# [PROBLEM STATEMENT]
Please filter the listing below and copy out the lines that hold "Management".
Start of RECORDS SUPPLIED
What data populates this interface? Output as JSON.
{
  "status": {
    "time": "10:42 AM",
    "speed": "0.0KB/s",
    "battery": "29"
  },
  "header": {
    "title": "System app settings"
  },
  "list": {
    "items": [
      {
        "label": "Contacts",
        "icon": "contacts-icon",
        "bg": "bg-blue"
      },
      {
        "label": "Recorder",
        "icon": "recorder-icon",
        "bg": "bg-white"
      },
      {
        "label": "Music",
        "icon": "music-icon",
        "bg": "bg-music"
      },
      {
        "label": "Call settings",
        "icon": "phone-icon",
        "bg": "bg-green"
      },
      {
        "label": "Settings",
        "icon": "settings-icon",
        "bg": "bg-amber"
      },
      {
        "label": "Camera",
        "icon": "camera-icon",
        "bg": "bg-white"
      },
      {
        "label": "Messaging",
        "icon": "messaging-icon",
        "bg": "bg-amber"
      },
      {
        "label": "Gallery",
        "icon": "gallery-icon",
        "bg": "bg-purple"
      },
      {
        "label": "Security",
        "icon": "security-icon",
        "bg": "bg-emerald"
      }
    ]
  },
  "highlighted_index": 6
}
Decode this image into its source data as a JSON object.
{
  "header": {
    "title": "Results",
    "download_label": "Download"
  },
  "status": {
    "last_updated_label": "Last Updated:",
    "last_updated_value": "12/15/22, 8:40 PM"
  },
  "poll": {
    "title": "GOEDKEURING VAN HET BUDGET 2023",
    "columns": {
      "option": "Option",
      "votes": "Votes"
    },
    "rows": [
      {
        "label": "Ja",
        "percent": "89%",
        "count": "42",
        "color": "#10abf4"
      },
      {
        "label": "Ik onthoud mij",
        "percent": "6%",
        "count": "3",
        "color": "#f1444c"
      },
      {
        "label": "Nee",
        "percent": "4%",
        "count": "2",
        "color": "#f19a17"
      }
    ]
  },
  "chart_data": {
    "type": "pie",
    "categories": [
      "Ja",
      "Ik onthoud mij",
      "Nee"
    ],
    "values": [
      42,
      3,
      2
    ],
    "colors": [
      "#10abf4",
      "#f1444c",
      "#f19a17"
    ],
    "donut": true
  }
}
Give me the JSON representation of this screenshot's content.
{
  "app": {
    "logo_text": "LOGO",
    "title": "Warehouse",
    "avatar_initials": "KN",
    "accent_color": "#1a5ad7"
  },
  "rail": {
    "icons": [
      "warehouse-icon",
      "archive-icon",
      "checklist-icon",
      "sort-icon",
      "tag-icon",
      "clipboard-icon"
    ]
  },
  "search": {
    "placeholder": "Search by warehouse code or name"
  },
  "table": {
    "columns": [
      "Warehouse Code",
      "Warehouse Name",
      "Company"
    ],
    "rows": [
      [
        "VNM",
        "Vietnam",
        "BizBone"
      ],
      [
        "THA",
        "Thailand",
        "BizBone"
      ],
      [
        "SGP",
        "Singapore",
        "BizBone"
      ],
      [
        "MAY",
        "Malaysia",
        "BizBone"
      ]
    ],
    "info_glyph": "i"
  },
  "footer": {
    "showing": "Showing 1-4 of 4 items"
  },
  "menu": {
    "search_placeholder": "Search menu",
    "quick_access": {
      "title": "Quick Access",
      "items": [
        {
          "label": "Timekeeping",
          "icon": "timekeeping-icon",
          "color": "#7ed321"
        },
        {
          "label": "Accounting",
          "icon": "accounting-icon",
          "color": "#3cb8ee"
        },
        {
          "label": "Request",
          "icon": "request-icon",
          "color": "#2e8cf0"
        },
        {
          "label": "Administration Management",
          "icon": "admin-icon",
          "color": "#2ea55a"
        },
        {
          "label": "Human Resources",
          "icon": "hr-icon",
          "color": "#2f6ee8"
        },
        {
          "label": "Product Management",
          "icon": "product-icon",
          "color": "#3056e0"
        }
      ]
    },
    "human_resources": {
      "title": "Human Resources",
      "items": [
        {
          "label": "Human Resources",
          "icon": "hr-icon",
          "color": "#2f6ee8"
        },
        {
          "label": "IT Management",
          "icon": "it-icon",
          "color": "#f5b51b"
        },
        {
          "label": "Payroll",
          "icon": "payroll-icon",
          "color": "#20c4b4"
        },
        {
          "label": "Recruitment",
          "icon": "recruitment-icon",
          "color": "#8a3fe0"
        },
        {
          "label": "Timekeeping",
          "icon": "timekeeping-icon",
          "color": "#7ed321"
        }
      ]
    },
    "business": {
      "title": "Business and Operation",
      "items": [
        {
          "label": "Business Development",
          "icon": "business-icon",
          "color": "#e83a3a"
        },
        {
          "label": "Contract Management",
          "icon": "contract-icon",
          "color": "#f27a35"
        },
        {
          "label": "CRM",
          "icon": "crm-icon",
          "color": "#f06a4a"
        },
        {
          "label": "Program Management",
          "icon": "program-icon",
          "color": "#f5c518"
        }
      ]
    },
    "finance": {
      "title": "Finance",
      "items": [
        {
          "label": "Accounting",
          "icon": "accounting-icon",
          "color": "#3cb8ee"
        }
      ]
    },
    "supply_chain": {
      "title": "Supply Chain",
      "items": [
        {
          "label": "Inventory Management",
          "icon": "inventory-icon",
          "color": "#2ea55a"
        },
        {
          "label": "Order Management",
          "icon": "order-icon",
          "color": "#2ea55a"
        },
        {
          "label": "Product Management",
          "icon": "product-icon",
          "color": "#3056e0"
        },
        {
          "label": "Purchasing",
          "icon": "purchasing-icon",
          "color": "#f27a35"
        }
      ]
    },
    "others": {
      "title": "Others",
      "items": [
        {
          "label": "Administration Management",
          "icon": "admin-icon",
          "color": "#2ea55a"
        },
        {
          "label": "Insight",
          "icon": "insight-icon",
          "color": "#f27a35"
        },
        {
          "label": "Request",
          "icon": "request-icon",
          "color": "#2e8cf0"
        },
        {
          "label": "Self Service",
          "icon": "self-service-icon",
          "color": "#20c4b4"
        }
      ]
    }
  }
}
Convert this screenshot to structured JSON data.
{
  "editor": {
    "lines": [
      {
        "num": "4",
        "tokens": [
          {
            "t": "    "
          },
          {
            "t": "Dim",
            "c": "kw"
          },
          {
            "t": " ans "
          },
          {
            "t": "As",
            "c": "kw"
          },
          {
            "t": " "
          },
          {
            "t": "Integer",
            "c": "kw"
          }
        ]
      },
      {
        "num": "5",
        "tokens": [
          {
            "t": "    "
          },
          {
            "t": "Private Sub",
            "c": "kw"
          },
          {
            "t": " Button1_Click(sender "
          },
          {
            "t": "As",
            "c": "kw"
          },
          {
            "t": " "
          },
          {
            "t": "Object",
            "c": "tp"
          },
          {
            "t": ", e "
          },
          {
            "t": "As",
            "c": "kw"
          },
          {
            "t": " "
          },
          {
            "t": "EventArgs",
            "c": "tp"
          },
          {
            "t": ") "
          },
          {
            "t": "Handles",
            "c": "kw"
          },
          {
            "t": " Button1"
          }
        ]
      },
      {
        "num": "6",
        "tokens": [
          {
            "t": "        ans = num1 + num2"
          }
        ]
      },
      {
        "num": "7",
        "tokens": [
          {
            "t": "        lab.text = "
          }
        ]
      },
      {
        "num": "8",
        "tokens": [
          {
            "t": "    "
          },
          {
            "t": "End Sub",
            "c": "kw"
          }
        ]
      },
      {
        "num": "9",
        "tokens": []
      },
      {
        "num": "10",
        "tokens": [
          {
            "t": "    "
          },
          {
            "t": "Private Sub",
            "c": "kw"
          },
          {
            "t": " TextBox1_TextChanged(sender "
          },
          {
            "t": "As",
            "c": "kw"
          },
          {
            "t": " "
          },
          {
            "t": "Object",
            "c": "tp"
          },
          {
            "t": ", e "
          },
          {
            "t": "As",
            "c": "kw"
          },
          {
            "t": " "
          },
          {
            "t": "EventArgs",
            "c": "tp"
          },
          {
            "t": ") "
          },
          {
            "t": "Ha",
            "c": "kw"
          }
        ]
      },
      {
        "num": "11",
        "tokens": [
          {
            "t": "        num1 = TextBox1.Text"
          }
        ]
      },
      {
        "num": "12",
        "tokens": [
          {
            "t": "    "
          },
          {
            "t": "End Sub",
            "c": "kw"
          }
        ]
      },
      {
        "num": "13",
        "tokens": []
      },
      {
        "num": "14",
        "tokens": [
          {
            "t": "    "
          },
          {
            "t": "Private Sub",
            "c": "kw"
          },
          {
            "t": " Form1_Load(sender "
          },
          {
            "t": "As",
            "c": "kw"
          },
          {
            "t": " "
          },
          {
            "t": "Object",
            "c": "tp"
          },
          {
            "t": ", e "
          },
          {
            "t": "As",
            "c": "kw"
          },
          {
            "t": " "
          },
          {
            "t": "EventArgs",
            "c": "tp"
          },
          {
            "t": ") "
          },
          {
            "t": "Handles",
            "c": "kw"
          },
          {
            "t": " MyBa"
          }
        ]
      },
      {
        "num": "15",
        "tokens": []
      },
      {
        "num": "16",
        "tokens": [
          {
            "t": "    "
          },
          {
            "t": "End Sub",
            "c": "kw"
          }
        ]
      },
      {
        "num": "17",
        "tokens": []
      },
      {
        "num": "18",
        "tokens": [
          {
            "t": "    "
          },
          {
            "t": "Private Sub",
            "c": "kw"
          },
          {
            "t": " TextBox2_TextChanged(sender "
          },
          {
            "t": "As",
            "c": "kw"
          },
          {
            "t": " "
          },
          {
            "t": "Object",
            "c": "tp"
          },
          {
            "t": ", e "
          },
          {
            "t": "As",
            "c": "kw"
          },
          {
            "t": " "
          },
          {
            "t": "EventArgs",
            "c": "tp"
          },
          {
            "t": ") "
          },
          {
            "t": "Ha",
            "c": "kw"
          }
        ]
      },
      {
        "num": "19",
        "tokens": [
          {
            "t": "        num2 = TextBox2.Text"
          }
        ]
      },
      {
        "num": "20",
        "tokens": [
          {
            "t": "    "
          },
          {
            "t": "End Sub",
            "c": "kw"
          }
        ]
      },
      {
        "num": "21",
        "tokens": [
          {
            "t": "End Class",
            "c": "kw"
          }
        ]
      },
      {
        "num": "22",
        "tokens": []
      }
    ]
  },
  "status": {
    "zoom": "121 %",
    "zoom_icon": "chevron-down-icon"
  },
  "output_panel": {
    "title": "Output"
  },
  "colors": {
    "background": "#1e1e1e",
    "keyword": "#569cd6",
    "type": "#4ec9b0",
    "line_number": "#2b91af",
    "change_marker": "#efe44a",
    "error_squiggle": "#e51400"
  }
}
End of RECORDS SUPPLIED
# [EXERCISE SOLUTION]
          "label": "Administration Management",
          "label": "Product Management",
          "label": "IT Management",
          "label": "Contract Management",
          "label": "Program Management",
          "label": "Inventory Management",
          "label": "Order Management",
          "label": "Product Management",
          "label": "Administration Management",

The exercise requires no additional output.